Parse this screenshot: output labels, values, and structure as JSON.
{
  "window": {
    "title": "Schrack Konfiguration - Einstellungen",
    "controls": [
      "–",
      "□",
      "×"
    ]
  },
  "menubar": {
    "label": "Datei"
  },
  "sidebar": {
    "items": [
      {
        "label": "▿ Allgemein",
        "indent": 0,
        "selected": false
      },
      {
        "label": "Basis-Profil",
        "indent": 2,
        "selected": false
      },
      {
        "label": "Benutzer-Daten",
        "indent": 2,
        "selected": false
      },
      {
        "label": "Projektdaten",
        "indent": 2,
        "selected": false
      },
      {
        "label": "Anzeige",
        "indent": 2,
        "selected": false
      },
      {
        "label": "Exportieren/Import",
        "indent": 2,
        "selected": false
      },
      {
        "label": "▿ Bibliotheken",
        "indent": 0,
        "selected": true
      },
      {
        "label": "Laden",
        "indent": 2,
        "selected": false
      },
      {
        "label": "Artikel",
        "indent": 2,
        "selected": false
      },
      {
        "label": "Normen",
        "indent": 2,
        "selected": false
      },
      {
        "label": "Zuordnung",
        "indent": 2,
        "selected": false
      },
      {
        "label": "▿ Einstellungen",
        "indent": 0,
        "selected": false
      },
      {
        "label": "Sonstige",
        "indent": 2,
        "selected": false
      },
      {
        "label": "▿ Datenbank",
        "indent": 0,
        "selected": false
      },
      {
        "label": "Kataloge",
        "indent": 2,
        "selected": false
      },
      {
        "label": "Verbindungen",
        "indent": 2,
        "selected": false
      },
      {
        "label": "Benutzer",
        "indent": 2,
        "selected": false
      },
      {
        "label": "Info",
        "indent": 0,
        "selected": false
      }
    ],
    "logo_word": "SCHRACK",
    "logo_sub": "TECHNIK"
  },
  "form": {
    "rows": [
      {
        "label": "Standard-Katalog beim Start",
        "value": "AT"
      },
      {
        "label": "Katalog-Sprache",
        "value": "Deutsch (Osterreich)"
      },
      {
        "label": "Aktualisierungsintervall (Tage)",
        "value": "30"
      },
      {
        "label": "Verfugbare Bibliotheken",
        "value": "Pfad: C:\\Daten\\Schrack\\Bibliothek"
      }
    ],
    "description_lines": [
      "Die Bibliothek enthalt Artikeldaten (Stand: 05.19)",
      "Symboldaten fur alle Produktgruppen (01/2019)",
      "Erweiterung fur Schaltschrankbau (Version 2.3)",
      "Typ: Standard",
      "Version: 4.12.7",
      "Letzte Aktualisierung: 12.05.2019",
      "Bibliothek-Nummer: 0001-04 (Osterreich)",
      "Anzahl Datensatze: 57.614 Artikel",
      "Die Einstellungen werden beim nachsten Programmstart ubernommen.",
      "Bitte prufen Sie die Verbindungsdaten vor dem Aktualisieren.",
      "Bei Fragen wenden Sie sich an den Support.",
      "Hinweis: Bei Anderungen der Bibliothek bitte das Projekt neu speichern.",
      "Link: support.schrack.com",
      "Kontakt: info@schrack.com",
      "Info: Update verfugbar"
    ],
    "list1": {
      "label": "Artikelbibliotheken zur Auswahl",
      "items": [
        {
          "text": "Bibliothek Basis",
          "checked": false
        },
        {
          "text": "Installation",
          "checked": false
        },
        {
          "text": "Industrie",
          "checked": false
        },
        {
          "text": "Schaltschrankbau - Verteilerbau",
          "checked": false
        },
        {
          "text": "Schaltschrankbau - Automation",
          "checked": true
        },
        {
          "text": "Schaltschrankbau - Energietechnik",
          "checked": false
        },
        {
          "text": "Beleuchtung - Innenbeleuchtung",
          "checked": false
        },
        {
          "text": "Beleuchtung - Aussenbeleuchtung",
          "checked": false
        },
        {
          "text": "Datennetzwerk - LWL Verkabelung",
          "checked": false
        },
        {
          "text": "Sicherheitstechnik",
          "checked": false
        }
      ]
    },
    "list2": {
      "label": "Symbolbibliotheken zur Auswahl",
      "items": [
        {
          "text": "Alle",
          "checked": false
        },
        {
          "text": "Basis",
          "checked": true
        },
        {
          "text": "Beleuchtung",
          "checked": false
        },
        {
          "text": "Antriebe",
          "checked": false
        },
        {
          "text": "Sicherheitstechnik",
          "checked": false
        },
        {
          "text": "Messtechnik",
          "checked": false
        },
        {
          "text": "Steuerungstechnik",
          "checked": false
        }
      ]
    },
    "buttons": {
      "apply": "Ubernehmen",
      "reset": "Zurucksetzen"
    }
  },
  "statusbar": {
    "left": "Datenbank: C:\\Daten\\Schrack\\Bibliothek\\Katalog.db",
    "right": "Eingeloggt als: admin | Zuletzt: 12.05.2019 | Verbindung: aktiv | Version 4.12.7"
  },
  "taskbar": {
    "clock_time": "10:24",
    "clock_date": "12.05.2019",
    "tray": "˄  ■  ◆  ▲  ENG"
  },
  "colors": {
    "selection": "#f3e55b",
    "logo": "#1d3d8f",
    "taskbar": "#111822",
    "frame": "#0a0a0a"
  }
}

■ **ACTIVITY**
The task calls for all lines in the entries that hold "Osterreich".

■ **RESPONSE FOR THIS EXERCISE**
        "value": "Deutsch (Osterreich)"
      "Bibliothek-Nummer: 0001-04 (Osterreich)",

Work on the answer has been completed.